For obvious reasons, Britain was not a safe place, to learn to fly, during most of World War II. So, the United States agreed to set up three airfields, with support facilities, for the RAF. That is how Mesa got Falcon Field, which is very much in use today.
Learning to fly is always hazardous, and learning in wartime came with even more pressure. To start, the cadets were put on steamships and dodged U-boats across the Atlantic. Then they were bundled onto trains and sent to one of three states. Those who washed out, without fatally cracking up, were sent north to Canada, to become air crewmen, not pilots, for bombers and transports.

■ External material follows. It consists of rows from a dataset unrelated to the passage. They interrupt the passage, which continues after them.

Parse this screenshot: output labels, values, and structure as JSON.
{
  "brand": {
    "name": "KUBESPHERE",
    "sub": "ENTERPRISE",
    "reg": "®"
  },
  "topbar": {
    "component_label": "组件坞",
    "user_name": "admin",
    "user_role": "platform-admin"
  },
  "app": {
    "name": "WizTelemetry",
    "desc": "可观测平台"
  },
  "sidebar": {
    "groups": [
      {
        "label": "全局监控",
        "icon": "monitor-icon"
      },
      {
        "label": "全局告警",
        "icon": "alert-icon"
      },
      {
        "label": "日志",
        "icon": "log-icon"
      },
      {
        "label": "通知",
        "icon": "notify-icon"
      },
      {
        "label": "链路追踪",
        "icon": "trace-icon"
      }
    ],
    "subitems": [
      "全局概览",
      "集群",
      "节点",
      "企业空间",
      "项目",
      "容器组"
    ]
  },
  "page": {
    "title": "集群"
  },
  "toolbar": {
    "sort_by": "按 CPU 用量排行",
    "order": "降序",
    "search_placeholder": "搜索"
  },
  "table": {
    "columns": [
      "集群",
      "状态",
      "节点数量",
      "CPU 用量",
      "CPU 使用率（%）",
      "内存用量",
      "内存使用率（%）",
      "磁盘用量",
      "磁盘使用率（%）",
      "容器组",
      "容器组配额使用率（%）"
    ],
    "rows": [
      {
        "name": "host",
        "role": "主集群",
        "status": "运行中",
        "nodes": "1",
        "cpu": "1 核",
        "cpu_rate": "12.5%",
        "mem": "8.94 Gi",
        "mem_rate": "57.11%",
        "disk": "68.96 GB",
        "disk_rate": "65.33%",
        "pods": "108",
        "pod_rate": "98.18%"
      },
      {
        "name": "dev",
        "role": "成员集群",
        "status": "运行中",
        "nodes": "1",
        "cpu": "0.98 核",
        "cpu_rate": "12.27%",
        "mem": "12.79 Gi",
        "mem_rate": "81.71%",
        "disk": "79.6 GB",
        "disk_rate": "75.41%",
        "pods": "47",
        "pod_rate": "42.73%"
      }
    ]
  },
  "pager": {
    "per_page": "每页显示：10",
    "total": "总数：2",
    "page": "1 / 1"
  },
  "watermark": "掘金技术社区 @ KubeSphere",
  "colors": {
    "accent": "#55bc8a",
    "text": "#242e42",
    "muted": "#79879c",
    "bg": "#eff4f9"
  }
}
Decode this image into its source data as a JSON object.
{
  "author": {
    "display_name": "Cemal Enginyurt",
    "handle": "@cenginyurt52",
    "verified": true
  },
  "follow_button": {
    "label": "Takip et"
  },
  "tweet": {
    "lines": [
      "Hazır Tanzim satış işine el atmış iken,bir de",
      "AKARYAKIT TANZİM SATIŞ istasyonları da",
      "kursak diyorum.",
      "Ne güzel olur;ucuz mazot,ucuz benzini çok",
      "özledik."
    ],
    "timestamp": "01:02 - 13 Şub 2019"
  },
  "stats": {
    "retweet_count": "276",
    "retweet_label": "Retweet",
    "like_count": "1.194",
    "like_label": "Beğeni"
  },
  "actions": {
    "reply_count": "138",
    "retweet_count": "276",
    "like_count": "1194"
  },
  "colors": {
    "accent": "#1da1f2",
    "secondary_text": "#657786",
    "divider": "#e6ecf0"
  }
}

Twenty-three RAF cadets did not survive their basic pilot training, at Falcon Field. Their graves are together in the center of the Mesa Cemetery. Their comrades held a reunion and memorial service for the past thirty years, as the number of those living and able to travel dwindled.
Having heard this tale, for the first time, I had to attend the RAF Cadet Memorial. It was a simple but moving ceremony, with a small crowd and strong support from the British and U.S. governments and local civic organizations. It became an annual appointment event for me.
For the past three years, only one pilot was alive and well enough to travel: Stan Whalley. The memorial is always at 10:45, on the Sunday closest to 11 November. This year, the two dates coincided. The master of ceremonies answered the question on many minds. Stan Whalley was in good health but had to cancel to stay in England and tend to his wife, who was ill.
The first fly-over is always by Stearman biplanes, in which they first learned to fly.
At 11 sharp, T-6s, in which they took advanced pilot training, flew over in a missing man formation.
After the reading of the Roll of Honour, the names of the dead, and simple but fitting remarks by several dignitaries, there was a lengthy series of wreath laying. Each wreath represents a different organization. Below, you see the senior RAF officer in Arizona, Flight Lieutenant Gavin O’Brien, moving forward with the active RAF wreath.
These graves mark the first two casualties, 20 October 1941, and 21 October 1941. Imagine getting back into your plane as a student or instructor the next day. Yet they all did.
Wave after wave came, until later in 1944, when the Luftwaffe had been chased from the skies anywhere near Britain. I marked “A Call to Members: Remembrance and Veterans’ Day,” with a photograph, of the grave, of the last cadet to die in training at Falcon Field, 22 November 1944.
Mesa has been very supportive of this annual memorial service. Mesa Mayor John Giles has attended and spoken the past two years. He emphasizes that we must all take up the challenge of bringing the younger generations, to learn and carry forward the memories of those whose peers are fast departing this earth. The age mix this year was very encouraging. A number of families with young children were in attendance.
The unpaid civic organizations, from the Commemorative Air Force pilots and support personnel, to the Mesa Caledonian Pipe Band, to the Scottish-American Military Society, to the American Legion Post 27 Rifle Team, to the Boy Scouts Troop 301, all did a professional-grade job in making the ceremony dignified and respectful.
What hidden treasures are in your backyard? What memorials and commemorations are hiding in plain sight?Published in